Breaking the wall between brand and business
Nice to get some support for our core principle of "brand-led business" in the latest edition of Market Leader. Neil Dawson's piece on "brand response" suggests all communication should do two jobs at the same time: build the brand and build the business. Hoo-bloody-ray! Since starting the brandgym in 2001 we've been campaiging to break down the wall between "brand" on the one hand and business building on the other. All branding should helps you "SMS" (sell more stuff).
Neil uses hard data from the IPA advertising data base. In the past communication was split between "brand image" work and "direct response" work, more direct marketing. However, the way forward, he suggests, is "brand response" communication that builds the business and the brand. These campaigns made up 37% of the case studies in the IPA data base in the 00's, versus only 12% in the 90's and 2% in the 80's. Here are three great examples of effective brand response communication he uses.
1. Total integration – O2
O2 is a brand I've posted on several times, as a great example of creating an impactful and consistently executed brand world. Neil brings some new data to the table, stating that 80% of O2's investment was on sales-driving activity. At the same time, these campaigns did a great job of creating a brand with the strongest brand image across the range of key image attributes. Part of this success was focusing not on bland image advertising, but rather on promoting service propositions such as Bolt-Ons and Pay & Go in an integrated, coherent fashion. And boy did it work. Neil quotes a short-term payback of 6 to 1. In other words, £6 of extra revenue for every £1 of advertising. That's what I call SMS 🙂
2. Brand idea – Sainsbury's

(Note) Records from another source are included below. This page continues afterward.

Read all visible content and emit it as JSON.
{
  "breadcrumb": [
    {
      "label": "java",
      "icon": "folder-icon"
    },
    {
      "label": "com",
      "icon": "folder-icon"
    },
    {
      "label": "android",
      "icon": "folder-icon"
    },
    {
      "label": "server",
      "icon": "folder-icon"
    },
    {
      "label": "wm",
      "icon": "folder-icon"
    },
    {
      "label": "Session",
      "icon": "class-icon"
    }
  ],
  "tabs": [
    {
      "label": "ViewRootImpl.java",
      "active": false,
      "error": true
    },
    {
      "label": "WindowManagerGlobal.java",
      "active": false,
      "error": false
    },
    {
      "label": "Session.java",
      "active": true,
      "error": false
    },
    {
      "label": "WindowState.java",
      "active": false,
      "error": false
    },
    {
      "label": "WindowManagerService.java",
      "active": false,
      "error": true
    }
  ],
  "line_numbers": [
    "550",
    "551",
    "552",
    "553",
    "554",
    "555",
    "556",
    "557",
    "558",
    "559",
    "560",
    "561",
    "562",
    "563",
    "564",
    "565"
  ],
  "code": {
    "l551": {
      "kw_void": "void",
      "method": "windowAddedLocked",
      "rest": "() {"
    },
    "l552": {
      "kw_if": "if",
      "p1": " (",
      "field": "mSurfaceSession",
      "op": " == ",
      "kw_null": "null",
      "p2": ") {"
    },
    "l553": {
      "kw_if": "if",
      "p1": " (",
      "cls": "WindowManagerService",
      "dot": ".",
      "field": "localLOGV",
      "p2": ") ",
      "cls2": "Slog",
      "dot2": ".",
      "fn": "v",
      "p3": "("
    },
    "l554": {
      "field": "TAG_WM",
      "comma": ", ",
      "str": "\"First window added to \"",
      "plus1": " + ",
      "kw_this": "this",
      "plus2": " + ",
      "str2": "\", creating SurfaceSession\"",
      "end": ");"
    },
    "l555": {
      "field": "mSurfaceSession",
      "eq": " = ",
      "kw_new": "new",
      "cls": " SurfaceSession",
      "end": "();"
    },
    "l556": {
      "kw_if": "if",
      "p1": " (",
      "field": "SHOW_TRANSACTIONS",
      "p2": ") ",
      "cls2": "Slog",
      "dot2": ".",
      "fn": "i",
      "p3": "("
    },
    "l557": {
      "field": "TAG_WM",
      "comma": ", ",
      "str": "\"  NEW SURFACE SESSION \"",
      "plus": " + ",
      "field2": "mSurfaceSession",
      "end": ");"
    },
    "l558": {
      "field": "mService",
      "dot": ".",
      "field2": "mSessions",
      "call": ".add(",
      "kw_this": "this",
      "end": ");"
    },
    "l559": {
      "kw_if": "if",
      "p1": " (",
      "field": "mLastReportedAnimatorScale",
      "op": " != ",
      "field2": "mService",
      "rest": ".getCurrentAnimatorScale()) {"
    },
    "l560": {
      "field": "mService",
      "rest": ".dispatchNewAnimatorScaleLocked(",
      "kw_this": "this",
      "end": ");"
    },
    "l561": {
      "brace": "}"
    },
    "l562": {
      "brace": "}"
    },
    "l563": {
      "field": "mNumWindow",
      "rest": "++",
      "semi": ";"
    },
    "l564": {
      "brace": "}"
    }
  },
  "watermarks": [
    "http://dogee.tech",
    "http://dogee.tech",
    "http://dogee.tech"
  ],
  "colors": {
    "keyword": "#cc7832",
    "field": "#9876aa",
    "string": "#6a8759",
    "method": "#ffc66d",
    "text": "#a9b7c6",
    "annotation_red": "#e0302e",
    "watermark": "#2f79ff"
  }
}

I like the second example, Sainsbury's "Try something new today" (TSNT) campaign, as its about a big brand idea, not just a consistent brand image. The TSNT campaign, starring young cheery chappy chef Jamie Oliver, was based on SMS principles. Sainsbury's saw that getting each shopper to spend only £1 more per trip could generate £2.5 billion in extra sales. TSNT was designed to "interupt ingrained shopper baheviour and drive incremental purchase", says Neil. The idea was driven through not only advertising, but also store design, merchandising and promotion of powerful propositions, such as "Feed Your Family for a Fiver" and the "Taste the Difference" premium range.
Again, Neil has some killer data. The total effects of the campaign were £1.9billion in incremental sales. And somehow he has done some clever modelling to show that the TSNT idea itself contributed £550million of this.

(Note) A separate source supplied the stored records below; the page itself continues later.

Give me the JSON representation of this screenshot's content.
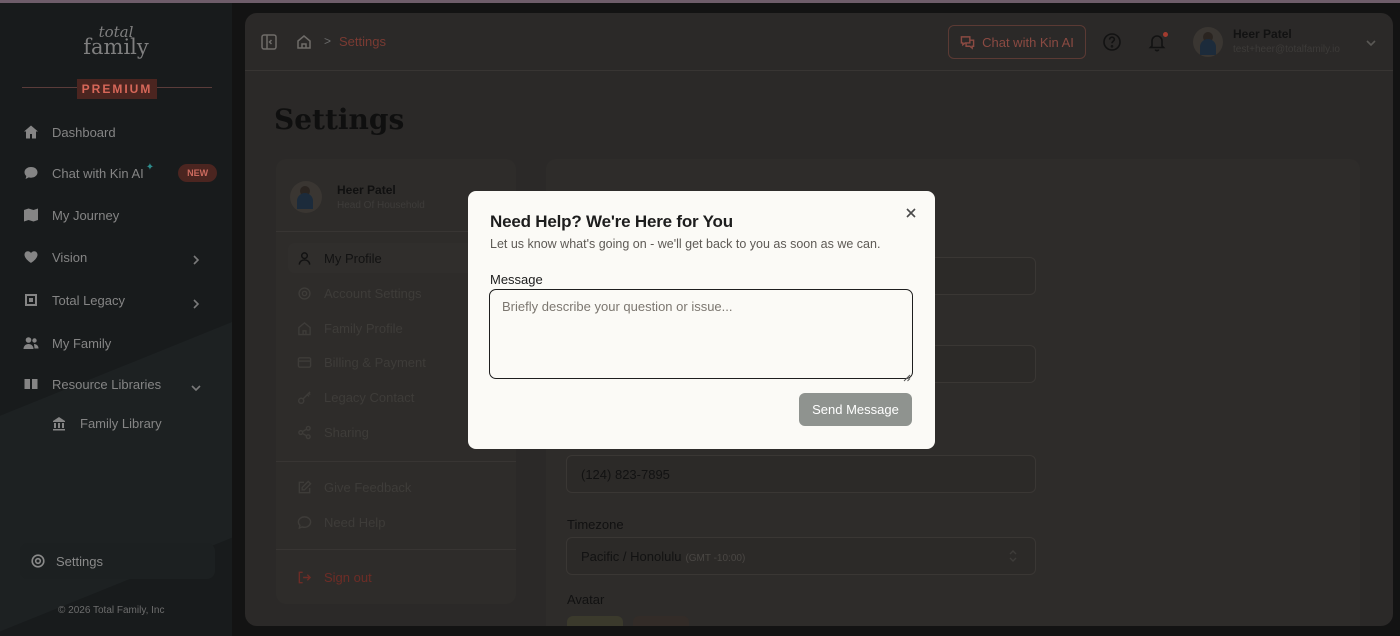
{
  "sidebar": {
    "logo_line1": "total",
    "logo_line2": "family",
    "premium_label": "PREMIUM",
    "items": [
      {
        "label": "Dashboard",
        "icon": "home-icon"
      },
      {
        "label": "Chat with Kin AI",
        "icon": "chat-bubble-icon",
        "badge": "NEW"
      },
      {
        "label": "My Journey",
        "icon": "map-icon"
      },
      {
        "label": "Vision",
        "icon": "heart-icon"
      },
      {
        "label": "Total Legacy",
        "icon": "legacy-icon"
      },
      {
        "label": "My Family",
        "icon": "users-icon"
      },
      {
        "label": "Resource Libraries",
        "icon": "book-icon"
      },
      {
        "label": "Family Library",
        "icon": "library-icon"
      }
    ],
    "settings_label": "Settings",
    "copyright": "© 2026 Total Family, Inc"
  },
  "topbar": {
    "breadcrumb_current": "Settings",
    "breadcrumb_separator": ">",
    "chat_button_label": "Chat with Kin AI",
    "user_name": "Heer Patel",
    "user_email": "test+heer@totalfamily.io"
  },
  "page": {
    "title": "Settings"
  },
  "settings_menu": {
    "user_name": "Heer Patel",
    "user_role": "Head Of Household",
    "items": [
      {
        "label": "My Profile",
        "icon": "user-icon"
      },
      {
        "label": "Account Settings",
        "icon": "gear-icon"
      },
      {
        "label": "Family Profile",
        "icon": "house-icon"
      },
      {
        "label": "Billing & Payment",
        "icon": "credit-card-icon"
      },
      {
        "label": "Legacy Contact",
        "icon": "key-icon"
      },
      {
        "label": "Sharing",
        "icon": "share-icon"
      }
    ],
    "secondary_items": [
      {
        "label": "Give Feedback",
        "icon": "edit-icon"
      },
      {
        "label": "Need Help",
        "icon": "message-icon"
      }
    ],
    "sign_out_label": "Sign out"
  },
  "profile_form": {
    "phone_value": "(124) 823-7895",
    "timezone_label": "Timezone",
    "timezone_value": "Pacific / Honolulu",
    "timezone_offset": "(GMT -10:00)",
    "avatar_label": "Avatar"
  },
  "modal": {
    "title": "Need Help? We're Here for You",
    "subtitle": "Let us know what's going on - we'll get back to you as soon as we can.",
    "message_label": "Message",
    "message_placeholder": "Briefly describe your question or issue...",
    "send_button_label": "Send Message"
  },
  "colors": {
    "accent": "#8b4a42",
    "send_button": "#8f938f",
    "modal_bg": "#fbfaf6"
  }
}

3. Creating a cult – 118 118
Neil's final example is 118 118, the directory enquiry service (where you call to get a phone number). Originally there was only one number, 192, owned by BT. When the market was deregulated, a load of different services with different numbers came out. The success of 118 118 actually started with the product sausage, which in this case was the number itself. The brand owners boldy used £2million of their marketing budget to get this highly memorable number. They also started advertising several months before the number went live to build awareness and pent-up demand.
The next bit of genius was creating two moustached runners, each wearing the number 118 on their retro running vests. This incredibly powerful brand property created stand-out, memorability and invaluable buzz. And talk about brand response: 17 million calls were driven. The runners got incredible PR coverage, being used by the press whenever they tallked about deregulation. The campaign helped 118 118 become the brand leader with a 44% share, versus 34% for BT who before had a monopoly on the market.
In conclusion, we now have some powerful data to back up our belief that building the brand and building the business are one job, not two. In the words of Larry Light, ex-CMO of McDonald's, "all marketing should be sales promotion. If not, why the hell are you doing it?!"